__TASK DETAILS__: Go through the lines below and copy each one that holds the string "JSON".

__RECORDS FOR THE EXERCISE__:

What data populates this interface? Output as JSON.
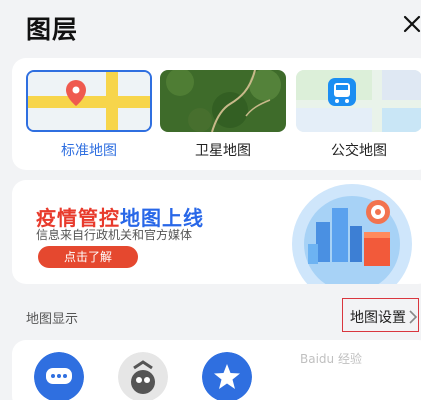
{
  "header": {
    "title": "图层"
  },
  "layers": [
    {
      "label": "标准地图",
      "selected": true
    },
    {
      "label": "卫星地图",
      "selected": false
    },
    {
      "label": "公交地图",
      "selected": false
    }
  ],
  "banner": {
    "title_red": "疫情管控",
    "title_blue": "地图上线",
    "subtitle": "信息来自行政机关和官方媒体",
    "button_label": "点击了解"
  },
  "map_display": {
    "section_title": "地图显示",
    "settings_label": "地图设置"
  },
  "watermark": "Baidu 经验",
  "colors": {
    "accent": "#2f6fe0",
    "banner_red": "#e83a2c",
    "banner_blue": "#2867e8",
    "highlight_box": "#d9363e"
  }
}
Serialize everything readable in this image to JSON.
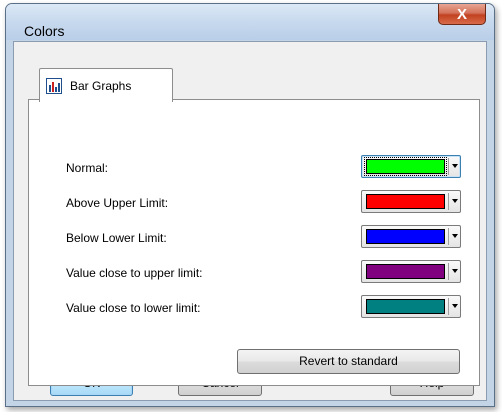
{
  "window": {
    "title": "Colors",
    "close_label": "X"
  },
  "tabs": [
    {
      "label": "Bar Graphs",
      "icon": "bar-chart-icon",
      "selected": true
    }
  ],
  "color_rows": [
    {
      "label": "Normal:",
      "color": "#00ff00",
      "focused": true
    },
    {
      "label": "Above Upper Limit:",
      "color": "#ff0000",
      "focused": false
    },
    {
      "label": "Below Lower Limit:",
      "color": "#0000ff",
      "focused": false
    },
    {
      "label": "Value close to upper limit:",
      "color": "#800080",
      "focused": false
    },
    {
      "label": "Value close to lower limit:",
      "color": "#008080",
      "focused": false
    }
  ],
  "buttons": {
    "revert": "Revert to standard",
    "ok": "OK",
    "cancel": "Cancel",
    "help": "Help"
  }
}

__RESPONSE TO THE EXERCISE__:
What data populates this interface? Output as JSON.
Serialize everything readable in this image to JSON.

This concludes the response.